Since Monday the European Parliament has been investigating the aptitude of the 26 candidates for the new EU Commission. The two-week hearings are an important instrument for controlling the European government, writes the press.
Catherine Ashton, our very-likely-to-be foreign minister, had her hearing in front of the European Parliament today.
Some reactions from the Euroblogosphere and on Twitter:
Few things represent the absurd and outdated nature of the EU’s budget as well as the weird butter and grain mountains. These mountains consist of surplus produce that Europe’s farmers have been unable to sell on the market and that is instead bought up by the EU Commission under the Common Agricultural Policy. It is then stored in massive stockpiles providing the ultimate image of EU waste.

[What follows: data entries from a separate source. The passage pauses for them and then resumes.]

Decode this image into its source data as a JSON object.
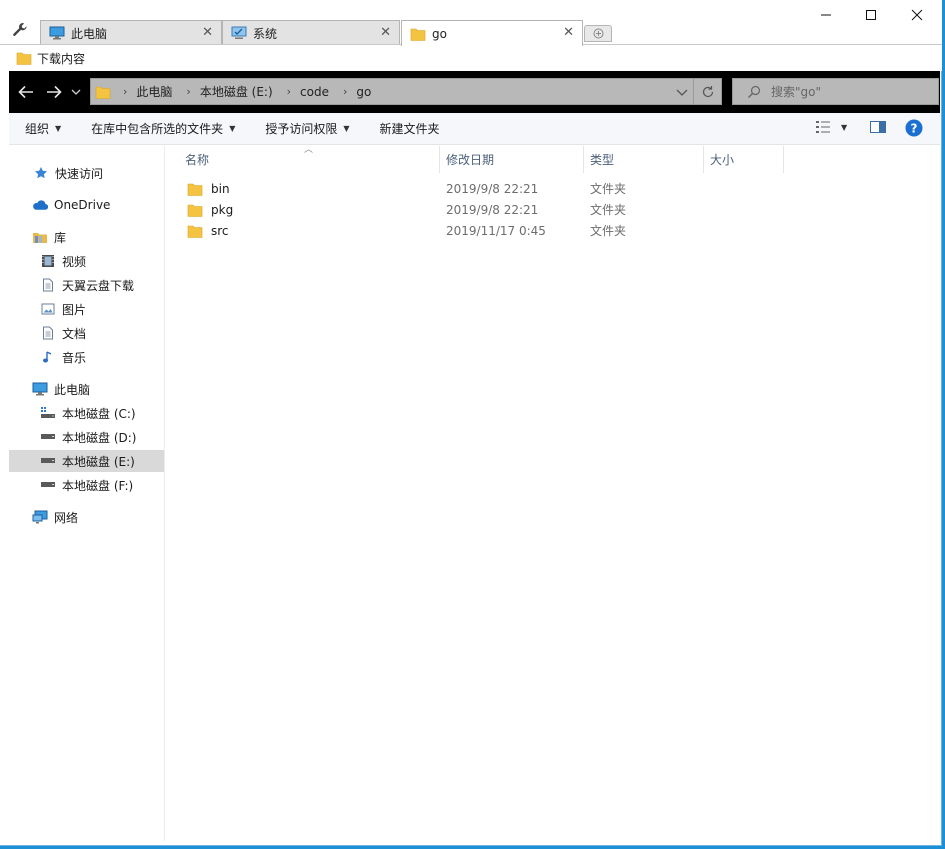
{
  "tabs": [
    {
      "label": "此电脑",
      "icon": "computer-icon"
    },
    {
      "label": "系统",
      "icon": "system-icon"
    },
    {
      "label": "go",
      "icon": "folder-icon",
      "active": true
    }
  ],
  "favorites": [
    {
      "label": "下载内容",
      "icon": "folder-icon"
    }
  ],
  "address": {
    "crumbs": [
      "此电脑",
      "本地磁盘 (E:)",
      "code",
      "go"
    ]
  },
  "search": {
    "placeholder": "搜索\"go\""
  },
  "commands": [
    {
      "label": "组织"
    },
    {
      "label": "在库中包含所选的文件夹"
    },
    {
      "label": "授予访问权限"
    },
    {
      "label": "新建文件夹"
    }
  ],
  "nav": {
    "quick_access": "快速访问",
    "onedrive": "OneDrive",
    "library": "库",
    "library_items": [
      "视频",
      "天翼云盘下载",
      "图片",
      "文档",
      "音乐"
    ],
    "this_pc": "此电脑",
    "drives": [
      "本地磁盘 (C:)",
      "本地磁盘 (D:)",
      "本地磁盘 (E:)",
      "本地磁盘 (F:)"
    ],
    "network": "网络"
  },
  "columns": {
    "name": "名称",
    "date": "修改日期",
    "type": "类型",
    "size": "大小"
  },
  "files": [
    {
      "name": "bin",
      "date": "2019/9/8 22:21",
      "type": "文件夹"
    },
    {
      "name": "pkg",
      "date": "2019/9/8 22:21",
      "type": "文件夹"
    },
    {
      "name": "src",
      "date": "2019/11/17 0:45",
      "type": "文件夹"
    }
  ],
  "colors": {
    "accent": "#1d8fd6",
    "folder": "#f5c342",
    "selected": "#d9d9d9"
  }
}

All I want to point to is that Tibo from the European Parliament web editors has blogged this afternoon that their recent post on the renewal of the EP website has become the most visited post ever on their blog.
The enforcement of intellectual property rights (IPR) is high on the agenda of the European Union, both in the internal market and in the EU’s external trade.
The mysterious ways of the Anti-Counterfeiting Trade Agreement (ACTA) negotiators raise questions about whose Digital Agenda is being pursued. The lack of transparency results in growing mistrust. Here is a sample of recent texts about the problems for citizens and consumers in the digital era.
Spain wants to achieve stronger coordination of the member states’ economic policies during its EU Council presidency. In his current capacity as EU Council President José Luis Rodríguez Zapatero is demanding binding economic targets and has even proposed financial sanctions against EU states. European commentators are less than enthusiastic about the idea.
The six-month rotating presidency of the European Union passed on 1 January 2010 from Sweden to Spain. At the formal ceremony of transition in Brussels on 8 January, the Spanish prime minister Jose Luis Rodriguez Zapatero outlined a bold agenda: he pledged that his country’s tenure would be one of “action and initiative” in which economic recovery and the boosting of the EU’s place in the world would be his foremost priorities.
The Grahnlaw blog post EU enforcement of intellectual property rights (IPR) and ACTA (10 January 2010) mentioned some of the materials for understanding the current moves to enhance IPR enforcement:
Well the wires are really alive this morning. Greece is receiving a visit from the IMF today. The meeting was scheduled well in advance, but that doesn’t mean the agenda was.